Twelve year old boy playing Botvinnik variation against master and surviving is already amazing. But Tal's ability to spot tiny errors and win from them in such complications was even more impressive. Soviets were impressed with Fischer decade or so later when he played Tal, but Fischer was mostly just entertaining to Soviets whose attitude was something like, "very nice but we already have one, in fact he is already youngest ever WC!" (or about to be).
HAPPY BIRTHDAY TAL!
|Nov-09-11|| ||AnalyzeThis: White didn't know what he was doing in the opening, and paid the price.|
|Nov-10-11|| ||DrMAL: I'm not sure how much anyone knew about Botvinnik variation in 1949. White played well for a simul game, this opening requires time to calculate moves. But Tal's play at any age was great, it is totally amazing he was only 12!|

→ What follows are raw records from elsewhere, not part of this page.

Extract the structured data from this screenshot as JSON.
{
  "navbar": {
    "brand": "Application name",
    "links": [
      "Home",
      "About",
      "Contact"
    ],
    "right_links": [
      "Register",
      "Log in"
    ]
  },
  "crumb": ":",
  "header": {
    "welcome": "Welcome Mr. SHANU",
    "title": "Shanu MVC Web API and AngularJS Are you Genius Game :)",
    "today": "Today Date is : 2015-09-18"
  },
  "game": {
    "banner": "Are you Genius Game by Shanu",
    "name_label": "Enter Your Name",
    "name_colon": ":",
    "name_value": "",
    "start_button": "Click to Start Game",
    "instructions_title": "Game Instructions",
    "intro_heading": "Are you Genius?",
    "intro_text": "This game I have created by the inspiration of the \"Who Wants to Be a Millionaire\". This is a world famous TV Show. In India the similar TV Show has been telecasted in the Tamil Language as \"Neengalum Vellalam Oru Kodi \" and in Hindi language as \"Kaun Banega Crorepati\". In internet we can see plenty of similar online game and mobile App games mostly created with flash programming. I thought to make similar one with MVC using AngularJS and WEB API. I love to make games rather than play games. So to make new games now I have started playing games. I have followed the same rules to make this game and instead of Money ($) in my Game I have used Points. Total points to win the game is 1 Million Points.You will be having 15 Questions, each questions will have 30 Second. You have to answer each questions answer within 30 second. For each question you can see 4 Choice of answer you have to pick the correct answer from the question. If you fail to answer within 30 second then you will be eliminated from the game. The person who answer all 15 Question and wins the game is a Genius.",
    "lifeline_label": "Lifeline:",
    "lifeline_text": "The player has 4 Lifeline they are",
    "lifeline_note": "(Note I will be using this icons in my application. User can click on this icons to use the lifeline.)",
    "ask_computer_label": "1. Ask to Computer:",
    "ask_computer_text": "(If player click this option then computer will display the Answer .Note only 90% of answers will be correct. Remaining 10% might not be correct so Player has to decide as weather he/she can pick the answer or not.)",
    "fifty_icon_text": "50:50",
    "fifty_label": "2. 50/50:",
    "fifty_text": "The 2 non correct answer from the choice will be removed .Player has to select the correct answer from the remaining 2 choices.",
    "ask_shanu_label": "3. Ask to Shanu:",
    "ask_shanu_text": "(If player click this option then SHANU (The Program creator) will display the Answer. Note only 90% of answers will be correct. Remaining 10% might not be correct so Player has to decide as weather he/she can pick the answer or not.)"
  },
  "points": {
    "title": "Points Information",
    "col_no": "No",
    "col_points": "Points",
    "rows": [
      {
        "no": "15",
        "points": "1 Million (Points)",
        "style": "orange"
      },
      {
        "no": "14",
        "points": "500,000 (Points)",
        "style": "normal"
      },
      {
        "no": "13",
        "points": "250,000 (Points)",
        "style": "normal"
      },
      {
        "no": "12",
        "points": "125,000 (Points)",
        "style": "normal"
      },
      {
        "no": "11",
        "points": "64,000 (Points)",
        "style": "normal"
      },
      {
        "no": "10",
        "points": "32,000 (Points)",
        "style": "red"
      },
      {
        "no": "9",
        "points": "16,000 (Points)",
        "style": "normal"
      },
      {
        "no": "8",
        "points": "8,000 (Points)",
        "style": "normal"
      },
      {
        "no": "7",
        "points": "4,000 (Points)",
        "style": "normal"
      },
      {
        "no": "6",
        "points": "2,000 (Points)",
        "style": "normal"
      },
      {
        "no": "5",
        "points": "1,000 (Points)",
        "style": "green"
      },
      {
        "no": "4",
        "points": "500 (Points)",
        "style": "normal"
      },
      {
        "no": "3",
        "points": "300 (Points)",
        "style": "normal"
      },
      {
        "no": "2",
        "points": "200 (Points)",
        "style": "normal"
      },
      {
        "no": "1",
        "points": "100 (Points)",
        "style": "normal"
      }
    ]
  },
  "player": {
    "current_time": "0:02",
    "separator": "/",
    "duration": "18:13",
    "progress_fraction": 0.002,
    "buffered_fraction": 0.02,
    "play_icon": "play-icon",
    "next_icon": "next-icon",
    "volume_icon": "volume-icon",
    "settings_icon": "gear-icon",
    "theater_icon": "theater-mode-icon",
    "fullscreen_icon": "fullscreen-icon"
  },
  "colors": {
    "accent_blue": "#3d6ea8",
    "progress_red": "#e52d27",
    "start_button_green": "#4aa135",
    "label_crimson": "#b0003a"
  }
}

|May-27-12|| ||MarkFinan: Wow!! Simul, or no simul, Tal plays great... I think I'm gonna declare him my favourite 'old player' after going through this and a few other of his early 49-50 Tal games..|
He was 12 years old here (apparently <DrMal> ;)), and the ONLY other players games that iv'e looked at, and been kinda mesmorised with at that age are Carlsens...
Both Geniuses, It comes so easy to Carlsen, just like It did to Tal... They make me jealous lol
|Jul-31-12|| ||JCRchess: Not to take anything away from Tal. He's an all-time great, someone whose play I've been a fan of and admired for decades. I can't help but feel as though 14.) Ne5? is one of those moves that GM Kholmov must have been wondering about why he found himself committing to it.|